According to Google, the definition of a dad bod is “a male physique that is relatively slim but not lean or toned.” And according to a new survey from Planet Fitness which gained insights from men with dad bods “whether they’re lifting weights at the gym or lifting toddlers out of car seats,” the body that defines fatherhood has a lot of benefits — at least for the romantic partners of dads.

According to a survey conducted by Kelton Global on behalf of Planet Fitness, the dad bod has been reigning supreme for five years, and it’s just getting more popular. In 2017, the first study on the bodies of men found that 69 percent of women find dad bods attractive, with 64 percent of men who have a dad bod saying they’re confident and comfortable with their body. Today, the study says 70 percent of women like the dad bod and 69 percent of dads like their physique.

Adding to that, the survey, which went out to 1,005 nationally representative Americans ages 18 and over, found that 65 percent of women and 50 percent of men find the body type “sexy.” And having the physique has a positive impact on marriage, too, with 64 percent agreeing that men with dad bods “have happier marriages.”

“Most women would prefer to be with a man with a dad bod over someone really muscular (59 percent),” the data states, “and nearly half of women (48 percent) and men (44 percent) would go as far as saying that dad bods are the new six-pack.”

While it’s wonderful that women, according to the survey, love the body type, men don’t feel the same way when they’re rocking it. “Half of all men with dad bods (50 percent) feel judged by others for their bodies,” the survey showed, “a number that’s jumped 10 percent since just last year alone.”

All bodies are good bodies, whether you have a body bedecked with ultra-fit six-pack abs and hulking-traps or if you’re just a regular dad with a regular body doing regular stuff all day long. And the VP of marketing at Planet Fitness agrees: “Fitness is all about being happy and healthy in your own skin, not worrying about what others might think… whether you’re heading to the gym…or heading to the carpool pick-up lane.”

And some fun research from our own team has found that dads actually become healthier when they become parents because they have a greater sense of the need to take care of themselves for their kids. So perhaps what women are loving is the confidence, and self-care, and active engagement with kids, that fatherhood brings.

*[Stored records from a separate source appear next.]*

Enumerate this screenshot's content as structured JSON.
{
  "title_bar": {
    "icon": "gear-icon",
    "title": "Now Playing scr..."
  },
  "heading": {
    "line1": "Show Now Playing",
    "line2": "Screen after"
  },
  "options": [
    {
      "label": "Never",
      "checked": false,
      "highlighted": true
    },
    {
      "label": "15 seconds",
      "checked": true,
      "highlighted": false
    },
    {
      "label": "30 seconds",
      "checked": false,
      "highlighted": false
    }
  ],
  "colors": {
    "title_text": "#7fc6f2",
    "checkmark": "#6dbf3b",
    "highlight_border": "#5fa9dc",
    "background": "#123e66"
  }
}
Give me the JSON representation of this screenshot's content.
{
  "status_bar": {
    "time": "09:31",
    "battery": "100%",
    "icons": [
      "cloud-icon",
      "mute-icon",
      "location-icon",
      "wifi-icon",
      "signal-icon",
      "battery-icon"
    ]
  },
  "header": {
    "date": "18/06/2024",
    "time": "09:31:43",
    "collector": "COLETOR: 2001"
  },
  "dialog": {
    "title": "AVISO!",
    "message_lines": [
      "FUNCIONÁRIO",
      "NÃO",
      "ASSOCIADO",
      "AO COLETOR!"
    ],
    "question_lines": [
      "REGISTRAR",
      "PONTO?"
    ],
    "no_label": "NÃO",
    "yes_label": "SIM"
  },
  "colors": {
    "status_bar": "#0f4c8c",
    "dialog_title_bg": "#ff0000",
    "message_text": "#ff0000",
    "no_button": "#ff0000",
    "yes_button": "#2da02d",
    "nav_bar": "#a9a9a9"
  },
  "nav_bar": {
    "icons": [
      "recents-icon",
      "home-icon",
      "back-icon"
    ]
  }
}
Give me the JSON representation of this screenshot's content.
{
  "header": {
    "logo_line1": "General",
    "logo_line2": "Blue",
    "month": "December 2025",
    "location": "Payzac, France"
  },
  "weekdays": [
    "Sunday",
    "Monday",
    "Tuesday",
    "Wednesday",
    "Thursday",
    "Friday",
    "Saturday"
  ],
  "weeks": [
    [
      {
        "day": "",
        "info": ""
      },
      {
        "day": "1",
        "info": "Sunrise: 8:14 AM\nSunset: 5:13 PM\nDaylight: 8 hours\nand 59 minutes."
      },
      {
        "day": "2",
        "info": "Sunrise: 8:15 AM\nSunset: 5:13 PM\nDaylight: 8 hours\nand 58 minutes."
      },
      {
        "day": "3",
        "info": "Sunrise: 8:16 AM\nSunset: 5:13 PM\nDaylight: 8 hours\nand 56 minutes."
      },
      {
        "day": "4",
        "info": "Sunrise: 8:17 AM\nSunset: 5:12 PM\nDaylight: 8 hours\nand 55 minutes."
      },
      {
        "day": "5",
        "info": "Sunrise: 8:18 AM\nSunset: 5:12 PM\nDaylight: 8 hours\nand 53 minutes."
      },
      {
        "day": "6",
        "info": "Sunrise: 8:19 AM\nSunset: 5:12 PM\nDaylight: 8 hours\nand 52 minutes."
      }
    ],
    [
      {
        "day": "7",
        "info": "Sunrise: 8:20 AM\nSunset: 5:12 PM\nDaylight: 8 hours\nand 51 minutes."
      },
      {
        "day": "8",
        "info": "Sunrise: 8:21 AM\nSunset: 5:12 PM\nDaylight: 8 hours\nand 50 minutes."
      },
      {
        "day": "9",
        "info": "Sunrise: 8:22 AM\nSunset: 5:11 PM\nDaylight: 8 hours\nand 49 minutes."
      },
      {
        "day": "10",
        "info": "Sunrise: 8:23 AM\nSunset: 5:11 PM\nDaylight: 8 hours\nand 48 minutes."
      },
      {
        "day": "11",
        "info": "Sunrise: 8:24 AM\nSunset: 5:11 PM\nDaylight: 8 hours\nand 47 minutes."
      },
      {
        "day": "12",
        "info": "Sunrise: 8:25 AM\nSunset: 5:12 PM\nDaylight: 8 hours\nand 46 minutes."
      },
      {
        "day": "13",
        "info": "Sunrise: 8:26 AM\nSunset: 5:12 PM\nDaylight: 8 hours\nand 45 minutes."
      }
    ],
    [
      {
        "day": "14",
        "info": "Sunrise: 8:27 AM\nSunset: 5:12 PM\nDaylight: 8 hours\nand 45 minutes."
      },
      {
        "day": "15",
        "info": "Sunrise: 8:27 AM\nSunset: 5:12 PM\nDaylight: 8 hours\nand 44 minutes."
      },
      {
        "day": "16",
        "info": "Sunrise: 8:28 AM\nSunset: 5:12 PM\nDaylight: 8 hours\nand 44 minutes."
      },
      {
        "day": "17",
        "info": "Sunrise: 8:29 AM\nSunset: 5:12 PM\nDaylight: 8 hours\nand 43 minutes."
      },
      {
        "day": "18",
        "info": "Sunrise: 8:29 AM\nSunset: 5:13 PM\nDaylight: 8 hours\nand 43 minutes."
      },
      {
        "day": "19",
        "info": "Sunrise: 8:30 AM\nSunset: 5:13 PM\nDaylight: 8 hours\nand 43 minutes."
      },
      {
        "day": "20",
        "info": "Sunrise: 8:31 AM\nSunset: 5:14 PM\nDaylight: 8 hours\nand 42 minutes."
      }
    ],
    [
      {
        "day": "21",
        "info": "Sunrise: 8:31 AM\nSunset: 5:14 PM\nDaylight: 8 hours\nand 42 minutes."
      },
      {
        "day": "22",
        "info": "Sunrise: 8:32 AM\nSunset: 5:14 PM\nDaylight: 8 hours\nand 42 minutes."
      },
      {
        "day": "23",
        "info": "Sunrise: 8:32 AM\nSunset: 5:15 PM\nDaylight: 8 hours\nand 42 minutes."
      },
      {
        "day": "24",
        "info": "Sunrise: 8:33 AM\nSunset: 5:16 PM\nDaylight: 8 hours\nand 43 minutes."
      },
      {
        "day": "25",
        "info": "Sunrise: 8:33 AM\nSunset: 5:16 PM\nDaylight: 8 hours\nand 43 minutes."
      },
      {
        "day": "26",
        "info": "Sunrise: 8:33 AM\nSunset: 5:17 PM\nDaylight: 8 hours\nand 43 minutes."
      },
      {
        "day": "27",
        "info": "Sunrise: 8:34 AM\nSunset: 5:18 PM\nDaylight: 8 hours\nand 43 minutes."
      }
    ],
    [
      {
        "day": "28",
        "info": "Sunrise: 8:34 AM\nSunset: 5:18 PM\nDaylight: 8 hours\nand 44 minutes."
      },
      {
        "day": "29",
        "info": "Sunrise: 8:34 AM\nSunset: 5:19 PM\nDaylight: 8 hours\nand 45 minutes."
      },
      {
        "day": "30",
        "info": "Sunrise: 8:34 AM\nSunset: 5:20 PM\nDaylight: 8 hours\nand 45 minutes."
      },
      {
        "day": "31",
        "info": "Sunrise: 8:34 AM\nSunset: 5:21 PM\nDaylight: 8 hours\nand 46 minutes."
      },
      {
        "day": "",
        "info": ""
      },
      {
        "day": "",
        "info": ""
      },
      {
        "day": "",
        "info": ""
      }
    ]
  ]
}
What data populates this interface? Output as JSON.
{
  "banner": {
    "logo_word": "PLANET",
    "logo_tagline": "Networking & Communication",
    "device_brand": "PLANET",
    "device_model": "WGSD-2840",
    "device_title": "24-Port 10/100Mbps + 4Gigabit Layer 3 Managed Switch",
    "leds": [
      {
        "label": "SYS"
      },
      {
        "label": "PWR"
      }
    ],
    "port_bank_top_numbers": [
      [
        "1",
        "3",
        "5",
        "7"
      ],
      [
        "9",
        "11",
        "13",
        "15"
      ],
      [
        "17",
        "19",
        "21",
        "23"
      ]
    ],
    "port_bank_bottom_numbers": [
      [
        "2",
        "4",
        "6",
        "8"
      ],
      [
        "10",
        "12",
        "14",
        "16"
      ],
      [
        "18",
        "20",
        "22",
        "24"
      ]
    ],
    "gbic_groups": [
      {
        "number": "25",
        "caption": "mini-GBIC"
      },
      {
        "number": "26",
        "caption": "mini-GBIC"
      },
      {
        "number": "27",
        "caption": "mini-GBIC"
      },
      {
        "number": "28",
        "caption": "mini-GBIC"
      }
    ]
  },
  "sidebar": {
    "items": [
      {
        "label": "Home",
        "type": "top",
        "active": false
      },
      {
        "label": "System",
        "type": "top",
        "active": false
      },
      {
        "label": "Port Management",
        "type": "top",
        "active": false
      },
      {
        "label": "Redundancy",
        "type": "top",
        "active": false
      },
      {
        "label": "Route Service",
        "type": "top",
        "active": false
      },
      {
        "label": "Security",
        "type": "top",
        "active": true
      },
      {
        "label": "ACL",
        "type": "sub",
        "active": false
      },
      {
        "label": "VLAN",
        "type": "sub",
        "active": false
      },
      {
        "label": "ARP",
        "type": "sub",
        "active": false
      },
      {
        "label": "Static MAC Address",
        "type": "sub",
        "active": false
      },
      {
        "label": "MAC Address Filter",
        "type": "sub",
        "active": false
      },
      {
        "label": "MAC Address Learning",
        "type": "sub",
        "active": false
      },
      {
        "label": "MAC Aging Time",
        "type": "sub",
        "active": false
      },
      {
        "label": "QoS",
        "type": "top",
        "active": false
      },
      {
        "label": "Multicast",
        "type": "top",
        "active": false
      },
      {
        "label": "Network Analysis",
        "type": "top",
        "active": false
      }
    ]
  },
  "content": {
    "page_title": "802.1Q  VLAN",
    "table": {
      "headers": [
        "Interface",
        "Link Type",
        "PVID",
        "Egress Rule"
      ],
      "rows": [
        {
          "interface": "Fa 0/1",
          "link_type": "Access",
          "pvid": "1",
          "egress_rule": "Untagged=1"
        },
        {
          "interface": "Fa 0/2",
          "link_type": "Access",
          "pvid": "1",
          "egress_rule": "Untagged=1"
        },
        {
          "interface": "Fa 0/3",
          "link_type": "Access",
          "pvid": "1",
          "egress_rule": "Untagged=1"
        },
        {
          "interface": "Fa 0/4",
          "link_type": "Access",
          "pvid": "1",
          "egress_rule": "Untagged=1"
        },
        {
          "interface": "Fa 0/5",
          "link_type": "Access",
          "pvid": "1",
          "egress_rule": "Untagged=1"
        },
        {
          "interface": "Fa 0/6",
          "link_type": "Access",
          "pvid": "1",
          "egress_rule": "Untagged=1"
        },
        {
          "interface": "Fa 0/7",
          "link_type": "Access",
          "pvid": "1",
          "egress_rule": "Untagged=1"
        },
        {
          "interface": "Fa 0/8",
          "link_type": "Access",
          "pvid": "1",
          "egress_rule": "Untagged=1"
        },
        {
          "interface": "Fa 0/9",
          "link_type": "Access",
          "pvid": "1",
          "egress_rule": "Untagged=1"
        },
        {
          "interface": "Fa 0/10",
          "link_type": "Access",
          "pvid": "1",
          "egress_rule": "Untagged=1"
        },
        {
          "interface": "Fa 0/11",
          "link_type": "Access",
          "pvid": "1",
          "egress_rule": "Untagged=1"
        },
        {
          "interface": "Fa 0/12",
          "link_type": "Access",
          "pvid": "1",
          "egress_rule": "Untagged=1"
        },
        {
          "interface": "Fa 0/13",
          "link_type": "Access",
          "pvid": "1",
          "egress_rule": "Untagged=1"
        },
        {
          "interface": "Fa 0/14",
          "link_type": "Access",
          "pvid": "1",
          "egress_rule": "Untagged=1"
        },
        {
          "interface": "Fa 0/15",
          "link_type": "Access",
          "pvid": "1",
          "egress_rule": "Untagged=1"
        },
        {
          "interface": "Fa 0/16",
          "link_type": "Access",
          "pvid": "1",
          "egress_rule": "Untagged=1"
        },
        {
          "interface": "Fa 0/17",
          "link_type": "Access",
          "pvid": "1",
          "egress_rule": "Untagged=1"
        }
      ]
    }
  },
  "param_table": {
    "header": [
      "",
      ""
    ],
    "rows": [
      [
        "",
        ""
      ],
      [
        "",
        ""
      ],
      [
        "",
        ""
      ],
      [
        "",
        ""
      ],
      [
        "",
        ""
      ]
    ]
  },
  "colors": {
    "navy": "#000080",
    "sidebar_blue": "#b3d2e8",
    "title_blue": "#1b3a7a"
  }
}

And that’s it, isn’t it? Being fit isn’t an aesthetic; it’s a lifestyle that means that you can keep up with the kids, and be a present dad.

All that matters is that dads stay as healthy as they can while enjoying the full breadth of their lives with their kids.